AVAILABLE DATA Start Marker

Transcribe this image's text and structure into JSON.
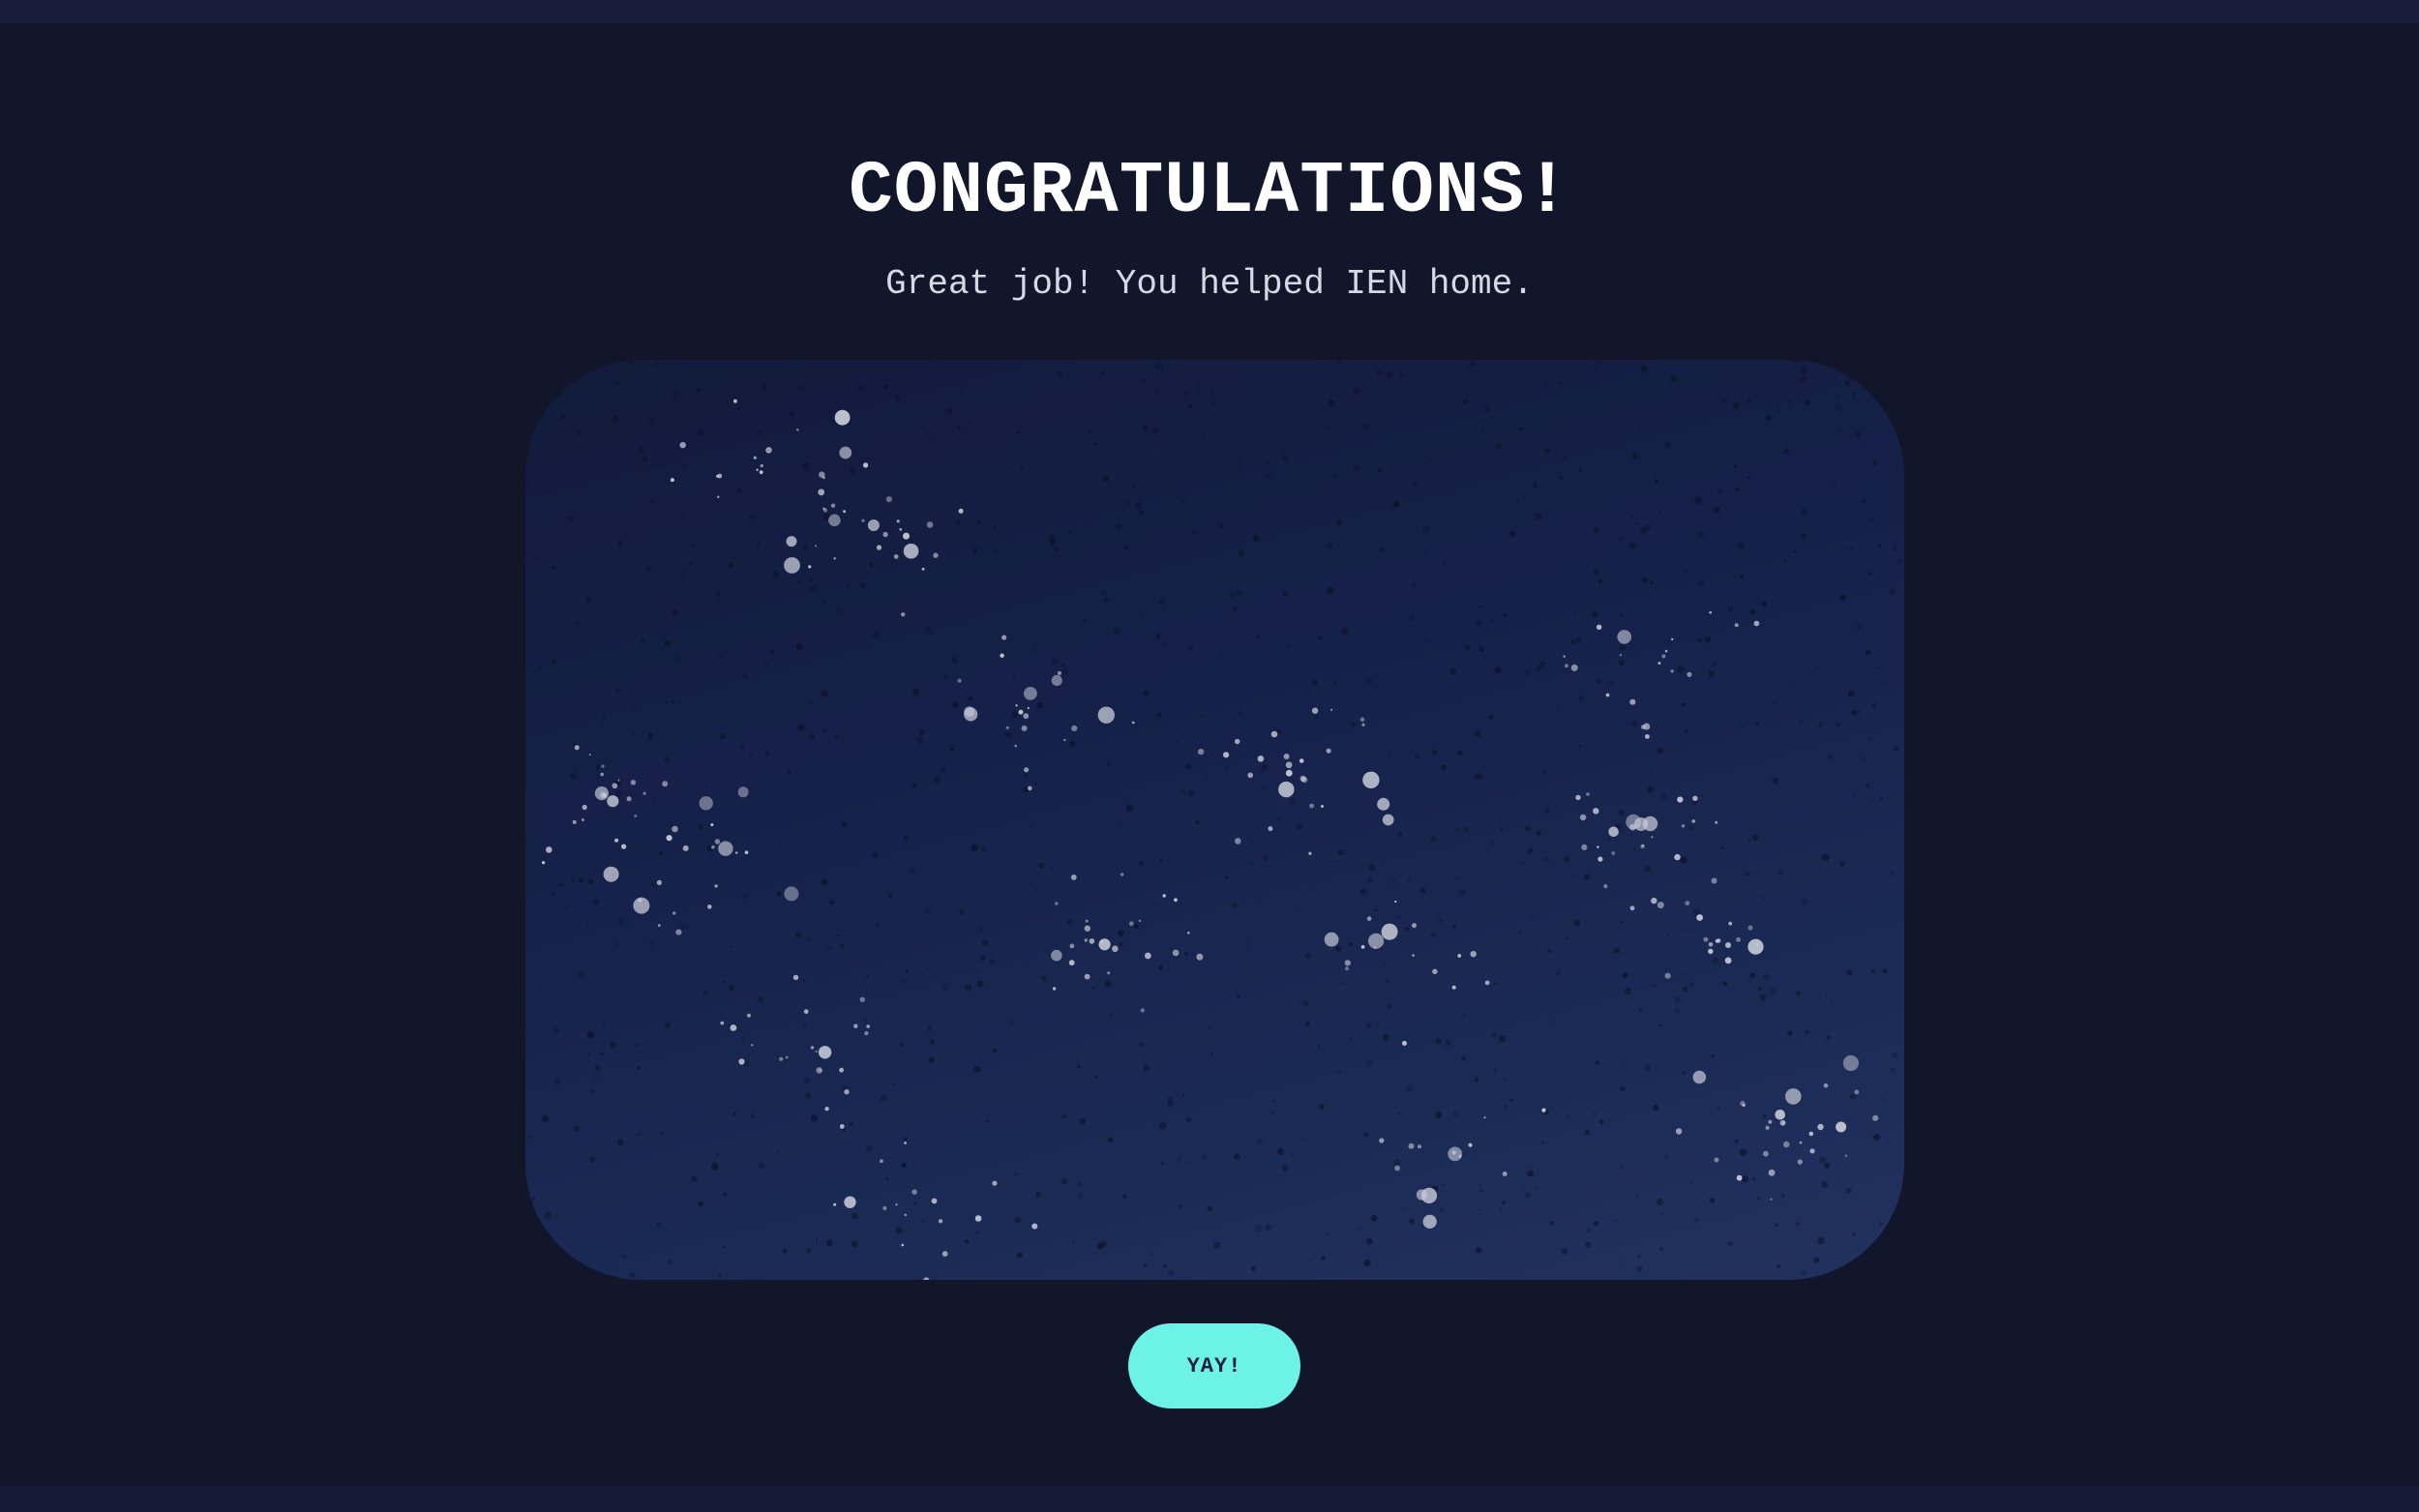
{
  "header": {
    "title": "CONGRATULATIONS!",
    "subtitle": "Great job! You helped IEN home."
  },
  "illustration": {
    "icon": "starry-night-sky-image"
  },
  "actions": {
    "confirm_label": "YAY!"
  },
  "colors": {
    "background": "#12162b",
    "accent": "#6df2e8",
    "title_text": "#ffffff",
    "subtitle_text": "#d6d8e3"
  }
}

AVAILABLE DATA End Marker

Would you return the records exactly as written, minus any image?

# WRITTEN REPLY
Transcribe this image's text and structure into JSON.
{
  "header": {
    "title": "CONGRATULATIONS!",
    "subtitle": "Great job! You helped IEN home."
  },
  "illustration": {
    "icon": "starry-night-sky-image"
  },
  "actions": {
    "confirm_label": "YAY!"
  },
  "colors": {
    "background": "#12162b",
    "accent": "#6df2e8",
    "title_text": "#ffffff",
    "subtitle_text": "#d6d8e3"
  }
}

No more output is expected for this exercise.